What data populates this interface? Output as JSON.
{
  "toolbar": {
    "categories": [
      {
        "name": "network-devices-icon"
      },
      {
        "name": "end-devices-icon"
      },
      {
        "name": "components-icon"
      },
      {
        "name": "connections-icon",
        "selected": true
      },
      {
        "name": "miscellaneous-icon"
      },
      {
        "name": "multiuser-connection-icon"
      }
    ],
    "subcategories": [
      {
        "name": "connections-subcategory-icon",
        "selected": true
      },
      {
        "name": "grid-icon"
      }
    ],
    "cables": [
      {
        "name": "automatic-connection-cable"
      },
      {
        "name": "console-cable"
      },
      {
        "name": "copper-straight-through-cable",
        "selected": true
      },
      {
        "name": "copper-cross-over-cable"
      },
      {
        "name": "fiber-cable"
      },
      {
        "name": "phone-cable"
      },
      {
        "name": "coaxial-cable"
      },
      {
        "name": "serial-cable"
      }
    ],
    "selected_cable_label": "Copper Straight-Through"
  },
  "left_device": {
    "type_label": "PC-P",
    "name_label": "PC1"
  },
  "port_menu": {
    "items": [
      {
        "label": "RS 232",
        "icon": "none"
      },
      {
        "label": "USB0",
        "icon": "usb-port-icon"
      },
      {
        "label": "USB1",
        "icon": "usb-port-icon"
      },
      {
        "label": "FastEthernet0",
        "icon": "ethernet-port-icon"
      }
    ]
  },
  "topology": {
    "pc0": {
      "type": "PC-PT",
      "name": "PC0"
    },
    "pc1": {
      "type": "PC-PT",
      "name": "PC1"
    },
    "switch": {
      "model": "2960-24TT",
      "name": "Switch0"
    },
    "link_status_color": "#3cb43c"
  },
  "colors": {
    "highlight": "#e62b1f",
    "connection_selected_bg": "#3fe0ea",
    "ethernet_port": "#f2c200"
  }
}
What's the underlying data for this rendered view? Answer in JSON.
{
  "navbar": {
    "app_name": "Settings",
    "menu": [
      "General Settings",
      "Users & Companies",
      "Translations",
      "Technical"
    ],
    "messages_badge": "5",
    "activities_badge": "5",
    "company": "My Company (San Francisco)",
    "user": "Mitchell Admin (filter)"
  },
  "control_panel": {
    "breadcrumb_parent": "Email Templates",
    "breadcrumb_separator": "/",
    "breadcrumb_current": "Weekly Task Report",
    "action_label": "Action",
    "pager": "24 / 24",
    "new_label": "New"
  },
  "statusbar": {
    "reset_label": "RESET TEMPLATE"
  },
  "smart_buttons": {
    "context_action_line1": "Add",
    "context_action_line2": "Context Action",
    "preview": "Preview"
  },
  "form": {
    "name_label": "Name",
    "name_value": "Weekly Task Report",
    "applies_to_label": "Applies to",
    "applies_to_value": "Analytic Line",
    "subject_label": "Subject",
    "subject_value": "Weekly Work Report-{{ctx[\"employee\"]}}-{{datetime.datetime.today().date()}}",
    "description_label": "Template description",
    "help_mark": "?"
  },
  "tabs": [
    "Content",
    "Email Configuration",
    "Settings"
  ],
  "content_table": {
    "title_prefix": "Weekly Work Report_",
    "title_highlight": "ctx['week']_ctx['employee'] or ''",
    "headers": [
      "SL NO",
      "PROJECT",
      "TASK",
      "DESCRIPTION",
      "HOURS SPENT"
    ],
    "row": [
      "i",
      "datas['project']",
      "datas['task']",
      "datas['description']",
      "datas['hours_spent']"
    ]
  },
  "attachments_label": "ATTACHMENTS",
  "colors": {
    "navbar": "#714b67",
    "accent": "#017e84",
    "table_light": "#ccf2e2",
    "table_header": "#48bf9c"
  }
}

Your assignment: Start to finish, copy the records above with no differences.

Response below:
What data populates this interface? Output as JSON.
{
  "toolbar": {
    "categories": [
      {
        "name": "network-devices-icon"
      },
      {
        "name": "end-devices-icon"
      },
      {
        "name": "components-icon"
      },
      {
        "name": "connections-icon",
        "selected": true
      },
      {
        "name": "miscellaneous-icon"
      },
      {
        "name": "multiuser-connection-icon"
      }
    ],
    "subcategories": [
      {
        "name": "connections-subcategory-icon",
        "selected": true
      },
      {
        "name": "grid-icon"
      }
    ],
    "cables": [
      {
        "name": "automatic-connection-cable"
      },
      {
        "name": "console-cable"
      },
      {
        "name": "copper-straight-through-cable",
        "selected": true
      },
      {
        "name": "copper-cross-over-cable"
      },
      {
        "name": "fiber-cable"
      },
      {
        "name": "phone-cable"
      },
      {
        "name": "coaxial-cable"
      },
      {
        "name": "serial-cable"
      }
    ],
    "selected_cable_label": "Copper Straight-Through"
  },
  "left_device": {
    "type_label": "PC-P",
    "name_label": "PC1"
  },
  "port_menu": {
    "items": [
      {
        "label": "RS 232",
        "icon": "none"
      },
      {
        "label": "USB0",
        "icon": "usb-port-icon"
      },
      {
        "label": "USB1",
        "icon": "usb-port-icon"
      },
      {
        "label": "FastEthernet0",
        "icon": "ethernet-port-icon"
      }
    ]
  },
  "topology": {
    "pc0": {
      "type": "PC-PT",
      "name": "PC0"
    },
    "pc1": {
      "type": "PC-PT",
      "name": "PC1"
    },
    "switch": {
      "model": "2960-24TT",
      "name": "Switch0"
    },
    "link_status_color": "#3cb43c"
  },
  "colors": {
    "highlight": "#e62b1f",
    "connection_selected_bg": "#3fe0ea",
    "ethernet_port": "#f2c200"
  }
}
What's the underlying data for this rendered view? Answer in JSON.
{
  "navbar": {
    "app_name": "Settings",
    "menu": [
      "General Settings",
      "Users & Companies",
      "Translations",
      "Technical"
    ],
    "messages_badge": "5",
    "activities_badge": "5",
    "company": "My Company (San Francisco)",
    "user": "Mitchell Admin (filter)"
  },
  "control_panel": {
    "breadcrumb_parent": "Email Templates",
    "breadcrumb_separator": "/",
    "breadcrumb_current": "Weekly Task Report",
    "action_label": "Action",
    "pager": "24 / 24",
    "new_label": "New"
  },
  "statusbar": {
    "reset_label": "RESET TEMPLATE"
  },
  "smart_buttons": {
    "context_action_line1": "Add",
    "context_action_line2": "Context Action",
    "preview": "Preview"
  },
  "form": {
    "name_label": "Name",
    "name_value": "Weekly Task Report",
    "applies_to_label": "Applies to",
    "applies_to_value": "Analytic Line",
    "subject_label": "Subject",
    "subject_value": "Weekly Work Report-{{ctx[\"employee\"]}}-{{datetime.datetime.today().date()}}",
    "description_label": "Template description",
    "help_mark": "?"
  },
  "tabs": [
    "Content",
    "Email Configuration",
    "Settings"
  ],
  "content_table": {
    "title_prefix": "Weekly Work Report_",
    "title_highlight": "ctx['week']_ctx['employee'] or ''",
    "headers": [
      "SL NO",
      "PROJECT",
      "TASK",
      "DESCRIPTION",
      "HOURS SPENT"
    ],
    "row": [
      "i",
      "datas['project']",
      "datas['task']",
      "datas['description']",
      "datas['hours_spent']"
    ]
  },
  "attachments_label": "ATTACHMENTS",
  "colors": {
    "navbar": "#714b67",
    "accent": "#017e84",
    "table_light": "#ccf2e2",
    "table_header": "#48bf9c"
  }
}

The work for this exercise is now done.